The entries below must be repeated exactly. None may be skipped.

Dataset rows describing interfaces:
[Start of Attachment]

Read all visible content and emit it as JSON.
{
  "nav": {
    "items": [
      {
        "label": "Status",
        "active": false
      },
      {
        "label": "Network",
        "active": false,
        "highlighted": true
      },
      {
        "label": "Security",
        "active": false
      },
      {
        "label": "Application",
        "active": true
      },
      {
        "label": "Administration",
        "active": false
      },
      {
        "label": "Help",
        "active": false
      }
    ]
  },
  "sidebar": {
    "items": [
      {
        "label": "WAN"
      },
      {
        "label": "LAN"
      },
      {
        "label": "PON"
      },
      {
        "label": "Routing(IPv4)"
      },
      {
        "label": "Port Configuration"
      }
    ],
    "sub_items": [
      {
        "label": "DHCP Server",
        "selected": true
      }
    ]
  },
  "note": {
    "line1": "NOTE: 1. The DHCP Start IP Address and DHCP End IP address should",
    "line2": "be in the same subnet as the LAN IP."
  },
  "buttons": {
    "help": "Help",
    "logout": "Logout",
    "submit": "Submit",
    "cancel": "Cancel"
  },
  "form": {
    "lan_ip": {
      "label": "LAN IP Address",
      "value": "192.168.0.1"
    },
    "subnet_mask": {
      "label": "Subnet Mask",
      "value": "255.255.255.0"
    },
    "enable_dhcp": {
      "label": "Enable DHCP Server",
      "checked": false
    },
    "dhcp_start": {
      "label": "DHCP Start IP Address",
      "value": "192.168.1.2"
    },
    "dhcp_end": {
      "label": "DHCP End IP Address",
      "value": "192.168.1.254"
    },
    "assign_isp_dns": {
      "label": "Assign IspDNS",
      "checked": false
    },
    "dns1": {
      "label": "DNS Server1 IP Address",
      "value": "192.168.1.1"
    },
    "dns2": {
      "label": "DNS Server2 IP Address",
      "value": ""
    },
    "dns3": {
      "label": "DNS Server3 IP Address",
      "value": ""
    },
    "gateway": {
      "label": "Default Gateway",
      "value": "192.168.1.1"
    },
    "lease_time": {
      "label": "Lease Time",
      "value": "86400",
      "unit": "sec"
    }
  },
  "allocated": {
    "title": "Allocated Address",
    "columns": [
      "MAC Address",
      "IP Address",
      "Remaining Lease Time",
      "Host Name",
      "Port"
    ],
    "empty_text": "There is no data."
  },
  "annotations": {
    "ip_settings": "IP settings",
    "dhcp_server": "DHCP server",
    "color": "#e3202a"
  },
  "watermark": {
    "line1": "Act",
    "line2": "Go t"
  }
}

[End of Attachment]

Result =
Read all visible content and emit it as JSON.
{
  "nav": {
    "items": [
      {
        "label": "Status",
        "active": false
      },
      {
        "label": "Network",
        "active": false,
        "highlighted": true
      },
      {
        "label": "Security",
        "active": false
      },
      {
        "label": "Application",
        "active": true
      },
      {
        "label": "Administration",
        "active": false
      },
      {
        "label": "Help",
        "active": false
      }
    ]
  },
  "sidebar": {
    "items": [
      {
        "label": "WAN"
      },
      {
        "label": "LAN"
      },
      {
        "label": "PON"
      },
      {
        "label": "Routing(IPv4)"
      },
      {
        "label": "Port Configuration"
      }
    ],
    "sub_items": [
      {
        "label": "DHCP Server",
        "selected": true
      }
    ]
  },
  "note": {
    "line1": "NOTE: 1. The DHCP Start IP Address and DHCP End IP address should",
    "line2": "be in the same subnet as the LAN IP."
  },
  "buttons": {
    "help": "Help",
    "logout": "Logout",
    "submit": "Submit",
    "cancel": "Cancel"
  },
  "form": {
    "lan_ip": {
      "label": "LAN IP Address",
      "value": "192.168.0.1"
    },
    "subnet_mask": {
      "label": "Subnet Mask",
      "value": "255.255.255.0"
    },
    "enable_dhcp": {
      "label": "Enable DHCP Server",
      "checked": false
    },
    "dhcp_start": {
      "label": "DHCP Start IP Address",
      "value": "192.168.1.2"
    },
    "dhcp_end": {
      "label": "DHCP End IP Address",
      "value": "192.168.1.254"
    },
    "assign_isp_dns": {
      "label": "Assign IspDNS",
      "checked": false
    },
    "dns1": {
      "label": "DNS Server1 IP Address",
      "value": "192.168.1.1"
    },
    "dns2": {
      "label": "DNS Server2 IP Address",
      "value": ""
    },
    "dns3": {
      "label": "DNS Server3 IP Address",
      "value": ""
    },
    "gateway": {
      "label": "Default Gateway",
      "value": "192.168.1.1"
    },
    "lease_time": {
      "label": "Lease Time",
      "value": "86400",
      "unit": "sec"
    }
  },
  "allocated": {
    "title": "Allocated Address",
    "columns": [
      "MAC Address",
      "IP Address",
      "Remaining Lease Time",
      "Host Name",
      "Port"
    ],
    "empty_text": "There is no data."
  },
  "annotations": {
    "ip_settings": "IP settings",
    "dhcp_server": "DHCP server",
    "color": "#e3202a"
  },
  "watermark": {
    "line1": "Act",
    "line2": "Go t"
  }
}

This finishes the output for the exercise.